Free format text: SECURITY AGREEMENT;ASSIGNORS:CRH MEDICAL CORPORATION;COLORECTAL HEALTH CLINICS CORPORATION;CRH MEDICAL PRODUCTS CORPORATION;AND OTHERS;REEL/FRAME:022034/0624
Effective date: 20081126
|Apr 11, 2011||REMI||Maintenance fee reminder mailed|
|Sep 7, 2011||LAPS||Lapse for failure to pay maintenance fees|
|Oct 25, 2011||FP||Expired due to failure to pay maintenance fee|
Effective date: 20110907
|Apr 1, 2015||AS||Assignment|
Owner name: CRYO-GENOMICS LTD., CANADA
Free format text: RELEASE BY SECURED PARTY;ASSIGNOR:CBC PARTNERS I, LLC F/K/A/ COMMERCE BRIDGE COMPANY LLC;REEL/FRAME:035356/0254
Effective date: 20150331
Owner name: CRH MEDICAL CORPORATION, CANADA

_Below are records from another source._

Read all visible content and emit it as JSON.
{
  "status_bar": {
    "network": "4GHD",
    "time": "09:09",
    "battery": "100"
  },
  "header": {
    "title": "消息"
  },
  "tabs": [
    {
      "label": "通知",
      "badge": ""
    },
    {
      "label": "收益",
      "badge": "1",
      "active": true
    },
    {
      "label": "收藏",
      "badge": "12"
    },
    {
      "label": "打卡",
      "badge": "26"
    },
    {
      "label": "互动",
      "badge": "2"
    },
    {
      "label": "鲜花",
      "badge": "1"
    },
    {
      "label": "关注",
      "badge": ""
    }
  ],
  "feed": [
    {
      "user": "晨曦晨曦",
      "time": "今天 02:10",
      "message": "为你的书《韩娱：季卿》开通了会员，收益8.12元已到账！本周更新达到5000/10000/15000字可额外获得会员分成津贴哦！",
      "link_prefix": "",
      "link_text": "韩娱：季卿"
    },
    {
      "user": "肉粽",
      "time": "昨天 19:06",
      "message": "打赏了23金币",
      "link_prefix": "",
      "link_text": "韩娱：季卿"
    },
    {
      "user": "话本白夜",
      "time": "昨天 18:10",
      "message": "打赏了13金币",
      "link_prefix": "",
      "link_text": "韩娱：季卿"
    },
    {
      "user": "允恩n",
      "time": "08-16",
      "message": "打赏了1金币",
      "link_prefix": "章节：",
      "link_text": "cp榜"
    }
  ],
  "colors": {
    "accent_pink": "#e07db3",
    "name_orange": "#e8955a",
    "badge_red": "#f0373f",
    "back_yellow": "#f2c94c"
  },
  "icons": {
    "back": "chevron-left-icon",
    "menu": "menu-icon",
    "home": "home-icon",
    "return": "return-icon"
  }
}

Free format text: RELEASE BY SECURED PARTY;ASSIGNOR:CBC PARTNERS I, LLC F/K/A/ COMMERCE BRIDGE COMPANY LLC;REEL/FRAME:035356/0254
Effective date: 20150331
Owner name: CRH MEDICAL PRODUCTS CORPORATION, CANADA
Free format text: RELEASE BY SECURED PARTY;ASSIGNOR:CBC PARTNERS I, LLC F/K/A/ COMMERCE BRIDGE COMPANY LLC;REEL/FRAME:035356/0254
Effective date: 20150331
Owner name: COLORECTAL HEALTH CLINICS CORPORATION, ILLINOIS
Effective date: 20150331